Look through the entries below and count the lines with the word "checked" in them; give only the number.

[Collected data]
____

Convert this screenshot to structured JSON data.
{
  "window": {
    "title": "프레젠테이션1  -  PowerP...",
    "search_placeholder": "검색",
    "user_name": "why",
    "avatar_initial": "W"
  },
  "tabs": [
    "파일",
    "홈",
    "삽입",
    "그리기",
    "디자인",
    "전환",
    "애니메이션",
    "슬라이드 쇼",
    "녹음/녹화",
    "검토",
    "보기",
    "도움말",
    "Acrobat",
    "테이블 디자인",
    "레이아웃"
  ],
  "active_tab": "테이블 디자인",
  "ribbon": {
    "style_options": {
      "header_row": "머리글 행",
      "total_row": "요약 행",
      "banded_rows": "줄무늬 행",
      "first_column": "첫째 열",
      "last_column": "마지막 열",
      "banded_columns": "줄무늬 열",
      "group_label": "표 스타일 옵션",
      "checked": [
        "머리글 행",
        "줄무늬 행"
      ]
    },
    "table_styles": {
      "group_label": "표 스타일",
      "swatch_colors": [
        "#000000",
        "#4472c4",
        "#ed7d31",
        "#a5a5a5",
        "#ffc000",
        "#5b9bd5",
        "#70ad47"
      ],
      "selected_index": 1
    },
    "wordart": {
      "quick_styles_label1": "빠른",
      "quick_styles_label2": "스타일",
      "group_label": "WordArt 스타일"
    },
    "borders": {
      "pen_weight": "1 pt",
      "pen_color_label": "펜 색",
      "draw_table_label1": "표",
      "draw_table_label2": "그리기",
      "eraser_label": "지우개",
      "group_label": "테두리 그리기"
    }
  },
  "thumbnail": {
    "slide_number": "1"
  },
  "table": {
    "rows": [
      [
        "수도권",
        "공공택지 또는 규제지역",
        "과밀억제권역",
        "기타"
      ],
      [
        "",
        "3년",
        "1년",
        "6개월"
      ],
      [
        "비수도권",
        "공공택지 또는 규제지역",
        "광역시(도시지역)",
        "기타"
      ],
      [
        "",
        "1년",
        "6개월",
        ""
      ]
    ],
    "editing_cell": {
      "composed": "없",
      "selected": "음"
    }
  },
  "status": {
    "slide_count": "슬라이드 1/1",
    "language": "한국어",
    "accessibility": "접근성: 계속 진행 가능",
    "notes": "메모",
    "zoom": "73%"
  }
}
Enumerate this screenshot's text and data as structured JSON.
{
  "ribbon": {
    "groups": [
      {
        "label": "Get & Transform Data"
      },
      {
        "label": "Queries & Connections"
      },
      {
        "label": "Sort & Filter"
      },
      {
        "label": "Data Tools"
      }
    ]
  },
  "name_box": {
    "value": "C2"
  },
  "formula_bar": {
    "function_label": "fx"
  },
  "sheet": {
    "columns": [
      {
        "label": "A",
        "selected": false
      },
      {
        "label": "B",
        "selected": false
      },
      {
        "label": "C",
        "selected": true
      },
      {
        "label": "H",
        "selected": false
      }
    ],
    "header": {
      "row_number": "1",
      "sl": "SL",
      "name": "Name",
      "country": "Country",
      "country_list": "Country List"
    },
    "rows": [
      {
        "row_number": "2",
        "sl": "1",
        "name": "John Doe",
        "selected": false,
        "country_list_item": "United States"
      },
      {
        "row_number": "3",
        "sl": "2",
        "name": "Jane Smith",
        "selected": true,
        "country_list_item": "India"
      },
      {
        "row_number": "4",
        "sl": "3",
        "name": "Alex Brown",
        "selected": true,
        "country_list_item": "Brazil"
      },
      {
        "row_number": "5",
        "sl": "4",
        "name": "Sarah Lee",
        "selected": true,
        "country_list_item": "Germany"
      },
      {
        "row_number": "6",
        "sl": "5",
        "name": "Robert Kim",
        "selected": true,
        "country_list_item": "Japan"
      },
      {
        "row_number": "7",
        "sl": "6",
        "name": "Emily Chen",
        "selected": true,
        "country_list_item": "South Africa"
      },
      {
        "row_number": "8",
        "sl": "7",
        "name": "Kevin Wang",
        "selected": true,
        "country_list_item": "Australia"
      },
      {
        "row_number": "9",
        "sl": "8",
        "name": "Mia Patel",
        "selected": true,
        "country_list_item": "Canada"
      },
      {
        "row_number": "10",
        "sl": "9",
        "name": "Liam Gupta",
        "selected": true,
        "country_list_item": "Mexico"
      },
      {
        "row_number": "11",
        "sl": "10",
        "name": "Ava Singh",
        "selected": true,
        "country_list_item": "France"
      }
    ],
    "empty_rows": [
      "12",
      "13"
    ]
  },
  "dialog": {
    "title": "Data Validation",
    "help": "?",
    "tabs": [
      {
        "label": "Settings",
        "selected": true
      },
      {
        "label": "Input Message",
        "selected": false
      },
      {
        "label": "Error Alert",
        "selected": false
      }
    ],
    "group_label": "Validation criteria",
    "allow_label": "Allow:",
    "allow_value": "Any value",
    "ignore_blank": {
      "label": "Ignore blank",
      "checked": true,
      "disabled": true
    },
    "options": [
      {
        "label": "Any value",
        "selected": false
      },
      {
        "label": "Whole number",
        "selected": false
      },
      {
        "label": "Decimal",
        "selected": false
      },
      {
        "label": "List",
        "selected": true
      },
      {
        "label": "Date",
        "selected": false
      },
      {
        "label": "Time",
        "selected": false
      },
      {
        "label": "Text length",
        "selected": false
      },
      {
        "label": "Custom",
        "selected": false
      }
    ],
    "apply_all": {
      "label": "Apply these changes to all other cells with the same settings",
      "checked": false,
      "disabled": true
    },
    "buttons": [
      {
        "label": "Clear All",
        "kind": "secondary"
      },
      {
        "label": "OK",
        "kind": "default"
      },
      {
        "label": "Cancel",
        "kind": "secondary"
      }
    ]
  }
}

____

* WRITTEN SOLUTION: 3